The Health Equity and Accountability Act (HEAA) takes on racial and ethnic health disparities using an intersectional approach that addresses the numerous factors that may impede a person’s access to care, including age, gender, sexual orientation, gender identity and expression, disability, language, immigration status, and socioeconomic status. People For the American Way and PFAW’s African American Ministers In Action are among the national organizations who’ve joined state and local allies in supporting HEAA. You can download our letter here.
Dear Members of Congress,
Each year our nation loses $93 billion in avoidable health care costs and $175 billion due to premature deaths stemming directly from racial, ethnic, and other health inequities. Each of these dollars has a human story behind it, such as an African American sickle cell patient encountering bias and discrimination in the Emergency Department, a person with disabilities being unable to find a qualified physician with accessible facilities in her neighborhood, or parents being unable to communicate with their child’s doctor because of a language barrier.
Therefore, as organizations committed to achieving health equity for all, we call on Congress to take immediate action to ensure that each person in the United States has the opportunity to attain their full health potential. This mission unites our diverse organizations and is the shared goal of millions of health and social justice advocates, patients, and providers across the country.
We believe improving access to care, quality of care, and individual- and population-level outcomes is impossible unless we directly address the intersecting structural, social and economic factors that influence health. These factors include racism and other forms of systematic oppression, that perpetuate health inequities based on people’s age, gender, sexual orientation, gender identity and expression, disability, language, immigration status and socioeconomic status. Members of Congress must actively work to pass legislation, such as the Health Equity and Accountability Act, that directly targets the factors that underlie health inequities.
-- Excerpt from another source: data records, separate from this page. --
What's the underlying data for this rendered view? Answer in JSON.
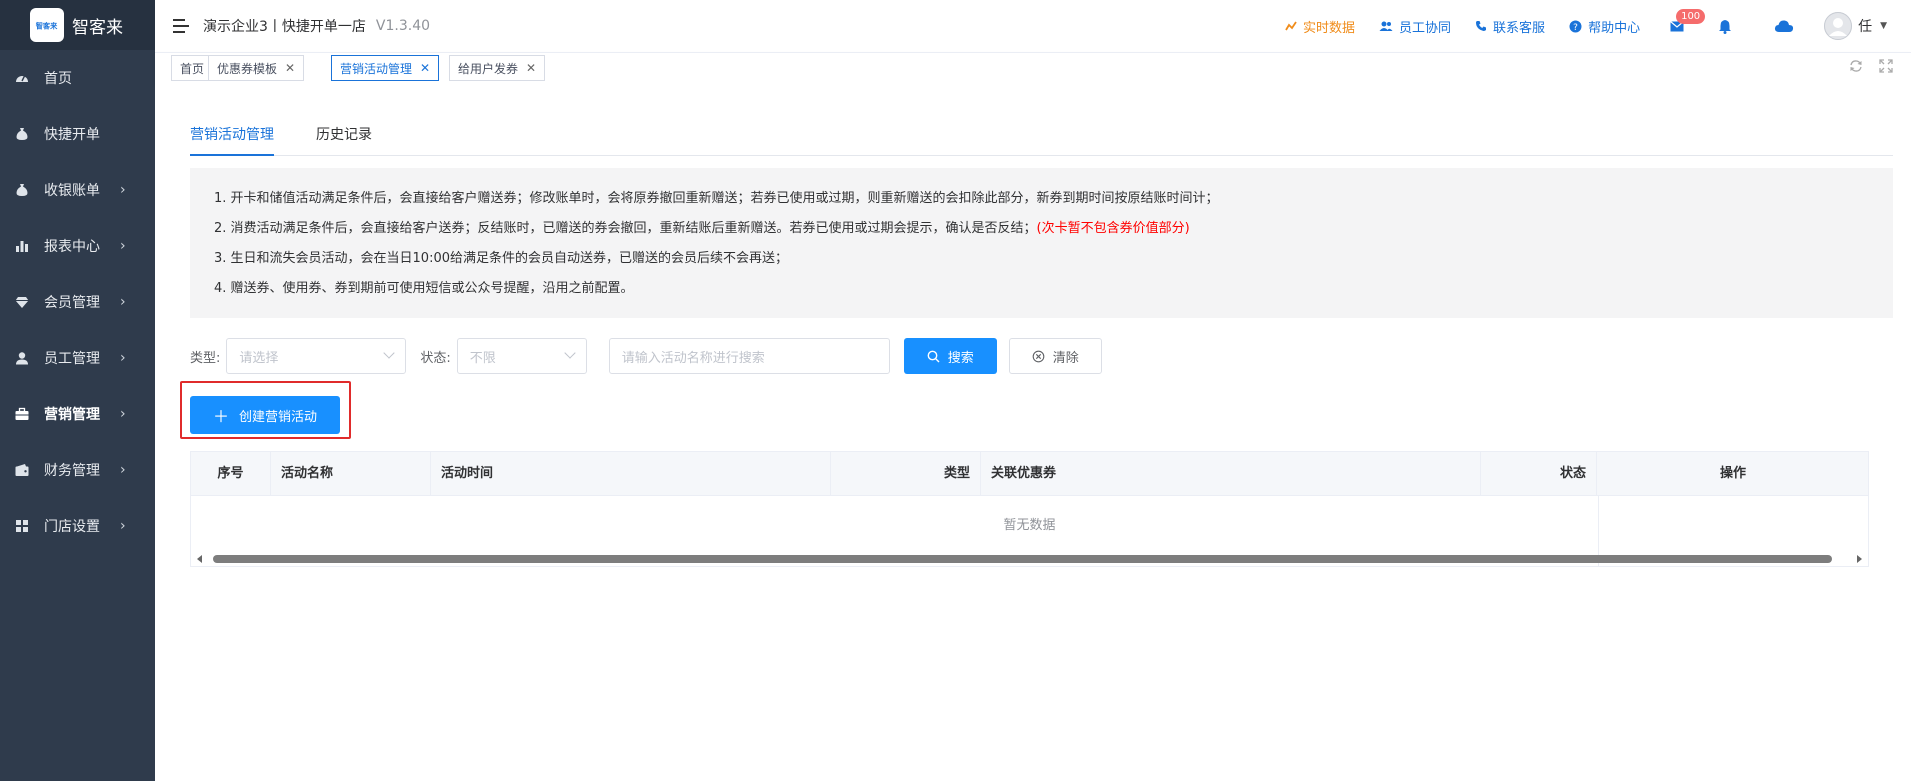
{
  "brand": {
    "logo_text": "智客来",
    "badge_text": "智客来"
  },
  "sidebar": {
    "items": [
      {
        "label": "首页",
        "icon": "dashboard-icon",
        "arrow": false
      },
      {
        "label": "快捷开单",
        "icon": "money-bag-icon",
        "arrow": false
      },
      {
        "label": "收银账单",
        "icon": "money-bag-icon",
        "arrow": true
      },
      {
        "label": "报表中心",
        "icon": "bar-chart-icon",
        "arrow": true
      },
      {
        "label": "会员管理",
        "icon": "diamond-icon",
        "arrow": true
      },
      {
        "label": "员工管理",
        "icon": "user-icon",
        "arrow": true
      },
      {
        "label": "营销管理",
        "icon": "briefcase-icon",
        "arrow": true,
        "active": true
      },
      {
        "label": "财务管理",
        "icon": "wallet-icon",
        "arrow": true
      },
      {
        "label": "门店设置",
        "icon": "grid-icon",
        "arrow": true
      }
    ]
  },
  "header": {
    "company": "演示企业3丨快捷开单一店",
    "version": "V1.3.40",
    "realtime": "实时数据",
    "collab": "员工协同",
    "service": "联系客服",
    "help": "帮助中心",
    "mail_badge": "100",
    "user_name": "任"
  },
  "tags": [
    {
      "label": "首页",
      "closable": false
    },
    {
      "label": "优惠券模板",
      "closable": true
    },
    {
      "label": "营销活动管理",
      "closable": true,
      "active": true
    },
    {
      "label": "给用户发券",
      "closable": true
    }
  ],
  "tabs": [
    {
      "label": "营销活动管理",
      "active": true
    },
    {
      "label": "历史记录",
      "active": false
    }
  ],
  "notice": {
    "line1": "1. 开卡和储值活动满足条件后，会直接给客户赠送券；修改账单时，会将原券撤回重新赠送；若券已使用或过期，则重新赠送的会扣除此部分，新券到期时间按原结账时间计；",
    "line2": "2. 消费活动满足条件后，会直接给客户送券；反结账时，已赠送的券会撤回，重新结账后重新赠送。若券已使用或过期会提示，确认是否反结；",
    "line2_red": "(次卡暂不包含券价值部分)",
    "line3": "3. 生日和流失会员活动，会在当日10:00给满足条件的会员自动送券，已赠送的会员后续不会再送；",
    "line4": "4. 赠送券、使用券、券到期前可使用短信或公众号提醒，沿用之前配置。"
  },
  "filter": {
    "type_label": "类型:",
    "type_placeholder": "请选择",
    "status_label": "状态:",
    "status_value": "不限",
    "search_placeholder": "请输入活动名称进行搜索",
    "search_btn": "搜索",
    "clear_btn": "清除"
  },
  "create_btn": "创建营销活动",
  "table": {
    "columns": [
      "序号",
      "活动名称",
      "活动时间",
      "类型",
      "关联优惠券",
      "状态",
      "操作"
    ],
    "empty": "暂无数据"
  }
}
Congress must also use its oversight authority to help ensure that our government succeeds in the goal of eliminating racial, ethnic, and other health inequities.
Specifically, we request that you:
- Center the needs of racial and ethnic minorities and other vulnerable and underserved populations in all health legislation: All bills addressing health issues must account for the needs of communities that experience inequities. As Congress tackles health care quality, access, and cost, it must invite input and knowledge from a wide diversity of voices. Policy design, funding priorities, and program implementation must be informed by and explicitly tackle the day-to-day barriers people experiencing health inequities face, including racism and other social and economic determinants of health. At the same time, we must continue to work to develop a health system that values the individual patient and seeks to improve each person’s experience of care and their health outcomes.
- Protect and build on federally-funded health insurance programs and assistance for safety net providers: Congress must defend and strengthen the Affordable Care Act, Medicaid, Medicare, and the Children’s Health Insurance Program, which collectively provide coverage for over 117 million Americans. It must oppose any legislation or administrative actions, including budget cuts and discriminatory policy riders, that run counter to the purpose of these programs. In addition, Congress must support our nation’s safety net providers, such as community health centers, rural health clinics, community mental health centers, tribal and urban Indian health programs, safety-net hospitals, reproductive health centers, and community-based providers, to ensure access to high quality and affordable care.
- Provide oversight to ensure the government is fulfilling its obligations to ensure equal access to health care for all: We are deeply disturbed by numerous recent actions the current administration has taken, including prioritizing religious exemptions over civil rights in the Office for Civil Rights at the Department of Health and Human Services; attacking immigrants, refugees, and asylum seekers; cutting funding for vital insurance coverage enrollment outreach; seeking to dismantle nondiscrimination protections for transgender individuals; and signaling its contempt for the needs of people of color and other vulnerable groups throughout its policymaking and strategic planning activities. Members of Congress must use their oversight powers to hold administration officials accountable for these and other actions that harm our collective efforts to achieve a healthier nation for all.
None of us—not our organizations and certainly not our elected lawmakers—can afford to stand by and watch while millions of people struggle to get the health care they need, when they need it. All of us—no matter who we are and where we live—are members of families, communities, and the fabric of our nation. Congress must act to make health equity not only a priority, but a reality for all.